• [WORK TO BE COMPLETED] Your copy of the data should match it exactly, except that the pictures are gone.

• [Dataset rows for apps and sites]

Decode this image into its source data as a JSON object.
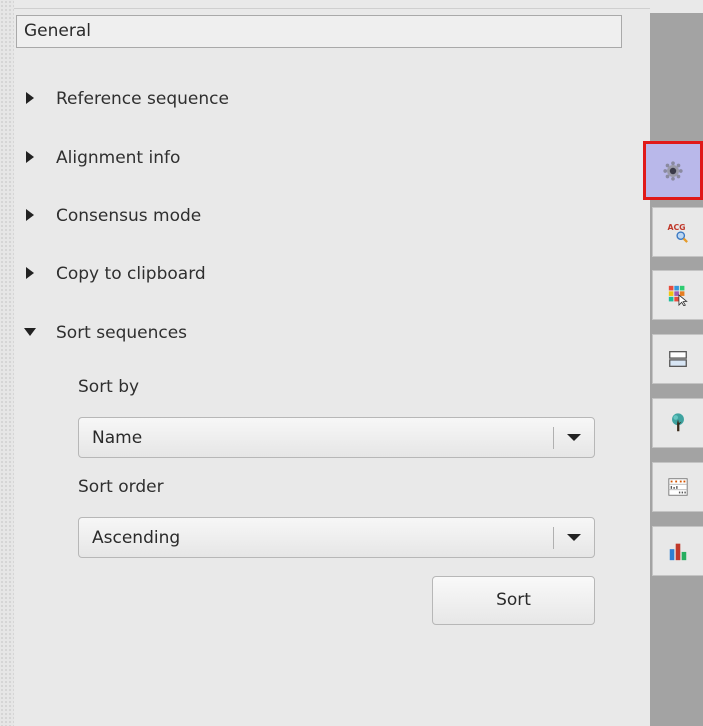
{
  "options_panel": {
    "group_title": "General",
    "sections": [
      {
        "label": "Reference sequence",
        "expanded": false
      },
      {
        "label": "Alignment info",
        "expanded": false
      },
      {
        "label": "Consensus mode",
        "expanded": false
      },
      {
        "label": "Copy to clipboard",
        "expanded": false
      },
      {
        "label": "Sort sequences",
        "expanded": true
      }
    ],
    "sort": {
      "sort_by_label": "Sort by",
      "sort_by_value": "Name",
      "sort_order_label": "Sort order",
      "sort_order_value": "Ascending",
      "sort_button_label": "Sort"
    }
  },
  "side_tabs": [
    {
      "icon": "gear-icon",
      "active": true
    },
    {
      "icon": "acg-search-icon",
      "active": false
    },
    {
      "icon": "highlight-grid-icon",
      "active": false
    },
    {
      "icon": "rows-layout-icon",
      "active": false
    },
    {
      "icon": "tree-icon",
      "active": false
    },
    {
      "icon": "statistics-grid-icon",
      "active": false
    },
    {
      "icon": "bar-chart-icon",
      "active": false
    }
  ],
  "colors": {
    "active_tab_background": "#b9b8ea",
    "active_tab_border": "#e01919",
    "right_bar": "#a3a3a3"
  }
}
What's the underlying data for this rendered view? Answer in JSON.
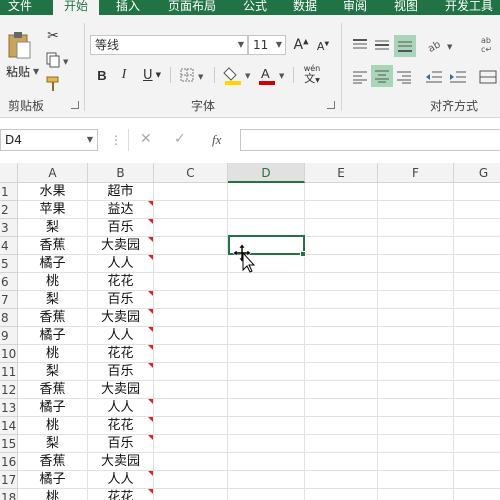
{
  "tabs": [
    "文件",
    "开始",
    "插入",
    "页面布局",
    "公式",
    "数据",
    "审阅",
    "视图",
    "开发工具"
  ],
  "clipboard": {
    "paste_label": "粘贴",
    "group_label": "剪贴板"
  },
  "font": {
    "name": "等线",
    "size": "11",
    "group_label": "字体",
    "wen_label": "wén"
  },
  "alignment": {
    "group_label": "对齐方式"
  },
  "formula_bar": {
    "cell_ref": "D4",
    "fx": "fx",
    "content": ""
  },
  "columns": [
    "A",
    "B",
    "C",
    "D",
    "E",
    "F",
    "G"
  ],
  "selected_column": "D",
  "rows": [
    {
      "n": "1",
      "a": "水果",
      "b": "超市",
      "flag": false
    },
    {
      "n": "2",
      "a": "苹果",
      "b": "益达",
      "flag": true
    },
    {
      "n": "3",
      "a": "梨",
      "b": "百乐",
      "flag": true
    },
    {
      "n": "4",
      "a": "香蕉",
      "b": "大卖园",
      "flag": true
    },
    {
      "n": "5",
      "a": "橘子",
      "b": "人人",
      "flag": true
    },
    {
      "n": "6",
      "a": "桃",
      "b": "花花",
      "flag": false
    },
    {
      "n": "7",
      "a": "梨",
      "b": "百乐",
      "flag": true
    },
    {
      "n": "8",
      "a": "香蕉",
      "b": "大卖园",
      "flag": true
    },
    {
      "n": "9",
      "a": "橘子",
      "b": "人人",
      "flag": true
    },
    {
      "n": "10",
      "a": "桃",
      "b": "花花",
      "flag": true
    },
    {
      "n": "11",
      "a": "梨",
      "b": "百乐",
      "flag": true
    },
    {
      "n": "12",
      "a": "香蕉",
      "b": "大卖园",
      "flag": false
    },
    {
      "n": "13",
      "a": "橘子",
      "b": "人人",
      "flag": true
    },
    {
      "n": "14",
      "a": "桃",
      "b": "花花",
      "flag": true
    },
    {
      "n": "15",
      "a": "梨",
      "b": "百乐",
      "flag": true
    },
    {
      "n": "16",
      "a": "香蕉",
      "b": "大卖园",
      "flag": false
    },
    {
      "n": "17",
      "a": "橘子",
      "b": "人人",
      "flag": true
    },
    {
      "n": "18",
      "a": "桃",
      "b": "花花",
      "flag": true
    }
  ],
  "colors": {
    "excel_green": "#217346",
    "flag_red": "#e0211f",
    "fill_yellow": "#ffd500",
    "font_red": "#d40000"
  }
}
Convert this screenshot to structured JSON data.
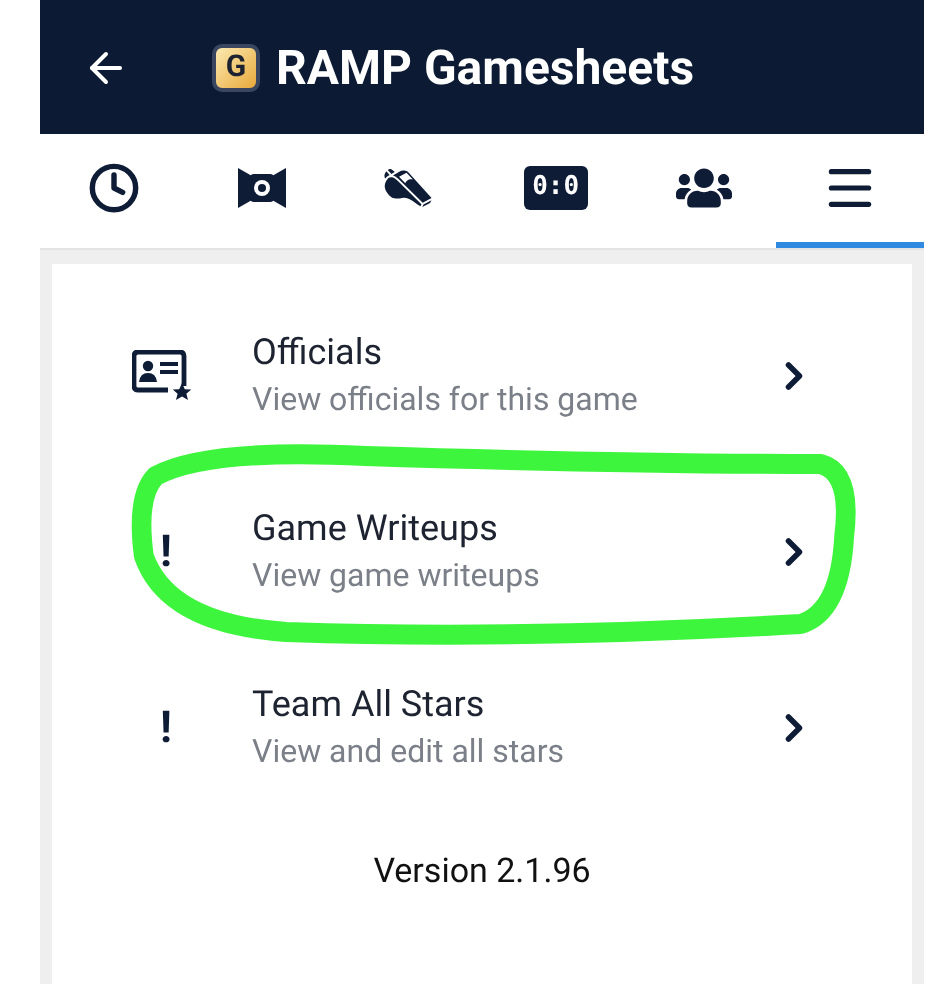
{
  "header": {
    "title": "RAMP Gamesheets",
    "logo_letter": "G"
  },
  "tabs": [
    {
      "kind": "clock",
      "selected": false
    },
    {
      "kind": "camera",
      "selected": false
    },
    {
      "kind": "whistle",
      "selected": false
    },
    {
      "kind": "score",
      "label": "0:0",
      "selected": false
    },
    {
      "kind": "people",
      "selected": false
    },
    {
      "kind": "menu",
      "selected": true
    }
  ],
  "menu_items": [
    {
      "kind": "id-card",
      "title": "Officials",
      "subtitle": "View officials for this game",
      "highlighted": false
    },
    {
      "kind": "glyph",
      "glyph": "!",
      "title": "Game Writeups",
      "subtitle": "View game writeups",
      "highlighted": true
    },
    {
      "kind": "glyph",
      "glyph": "!",
      "title": "Team All Stars",
      "subtitle": "View and edit all stars",
      "highlighted": false
    }
  ],
  "version": "Version 2.1.96"
}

• [OUTPUT FOR THIS EXERCISE]
Decode this image into its source data as a JSON object.
{
  "options_panel": {
    "group_title": "General",
    "sections": [
      {
        "label": "Reference sequence",
        "expanded": false
      },
      {
        "label": "Alignment info",
        "expanded": false
      },
      {
        "label": "Consensus mode",
        "expanded": false
      },
      {
        "label": "Copy to clipboard",
        "expanded": false
      },
      {
        "label": "Sort sequences",
        "expanded": true
      }
    ],
    "sort": {
      "sort_by_label": "Sort by",
      "sort_by_value": "Name",
      "sort_order_label": "Sort order",
      "sort_order_value": "Ascending",
      "sort_button_label": "Sort"
    }
  },
  "side_tabs": [
    {
      "icon": "gear-icon",
      "active": true
    },
    {
      "icon": "acg-search-icon",
      "active": false
    },
    {
      "icon": "highlight-grid-icon",
      "active": false
    },
    {
      "icon": "rows-layout-icon",
      "active": false
    },
    {
      "icon": "tree-icon",
      "active": false
    },
    {
      "icon": "statistics-grid-icon",
      "active": false
    },
    {
      "icon": "bar-chart-icon",
      "active": false
    }
  ],
  "colors": {
    "active_tab_background": "#b9b8ea",
    "active_tab_border": "#e01919",
    "right_bar": "#a3a3a3"
  }
}
What's the underlying data for this rendered view? Answer in JSON.
{
  "tabs": [
    "文件",
    "开始",
    "插入",
    "页面布局",
    "公式",
    "数据",
    "审阅",
    "视图",
    "开发工具"
  ],
  "clipboard": {
    "paste_label": "粘贴",
    "group_label": "剪贴板"
  },
  "font": {
    "name": "等线",
    "size": "11",
    "group_label": "字体",
    "wen_label": "wén"
  },
  "alignment": {
    "group_label": "对齐方式"
  },
  "formula_bar": {
    "cell_ref": "D4",
    "fx": "fx",
    "content": ""
  },
  "columns": [
    "A",
    "B",
    "C",
    "D",
    "E",
    "F",
    "G"
  ],
  "selected_column": "D",
  "rows": [
    {
      "n": "1",
      "a": "水果",
      "b": "超市",
      "flag": false
    },
    {
      "n": "2",
      "a": "苹果",
      "b": "益达",
      "flag": true
    },
    {
      "n": "3",
      "a": "梨",
      "b": "百乐",
      "flag": true
    },
    {
      "n": "4",
      "a": "香蕉",
      "b": "大卖园",
      "flag": true
    },
    {
      "n": "5",
      "a": "橘子",
      "b": "人人",
      "flag": true
    },
    {
      "n": "6",
      "a": "桃",
      "b": "花花",
      "flag": false
    },
    {
      "n": "7",
      "a": "梨",
      "b": "百乐",
      "flag": true
    },
    {
      "n": "8",
      "a": "香蕉",
      "b": "大卖园",
      "flag": true
    },
    {
      "n": "9",
      "a": "橘子",
      "b": "人人",
      "flag": true
    },
    {
      "n": "10",
      "a": "桃",
      "b": "花花",
      "flag": true
    },
    {
      "n": "11",
      "a": "梨",
      "b": "百乐",
      "flag": true
    },
    {
      "n": "12",
      "a": "香蕉",
      "b": "大卖园",
      "flag": false
    },
    {
      "n": "13",
      "a": "橘子",
      "b": "人人",
      "flag": true
    },
    {
      "n": "14",
      "a": "桃",
      "b": "花花",
      "flag": true
    },
    {
      "n": "15",
      "a": "梨",
      "b": "百乐",
      "flag": true
    },
    {
      "n": "16",
      "a": "香蕉",
      "b": "大卖园",
      "flag": false
    },
    {
      "n": "17",
      "a": "橘子",
      "b": "人人",
      "flag": true
    },
    {
      "n": "18",
      "a": "桃",
      "b": "花花",
      "flag": true
    }
  ],
  "colors": {
    "excel_green": "#217346",
    "flag_red": "#e0211f",
    "fill_yellow": "#ffd500",
    "font_red": "#d40000"
  }
}
Convert this screenshot to structured JSON data.
{
  "header": {
    "title": "RAMP Gamesheets",
    "logo_letter": "G"
  },
  "tabs": [
    {
      "kind": "clock",
      "selected": false
    },
    {
      "kind": "camera",
      "selected": false
    },
    {
      "kind": "whistle",
      "selected": false
    },
    {
      "kind": "score",
      "label": "0:0",
      "selected": false
    },
    {
      "kind": "people",
      "selected": false
    },
    {
      "kind": "menu",
      "selected": true
    }
  ],
  "menu_items": [
    {
      "kind": "id-card",
      "title": "Officials",
      "subtitle": "View officials for this game",
      "highlighted": false
    },
    {
      "kind": "glyph",
      "glyph": "!",
      "title": "Game Writeups",
      "subtitle": "View game writeups",
      "highlighted": true
    },
    {
      "kind": "glyph",
      "glyph": "!",
      "title": "Team All Stars",
      "subtitle": "View and edit all stars",
      "highlighted": false
    }
  ],
  "version": "Version 2.1.96"
}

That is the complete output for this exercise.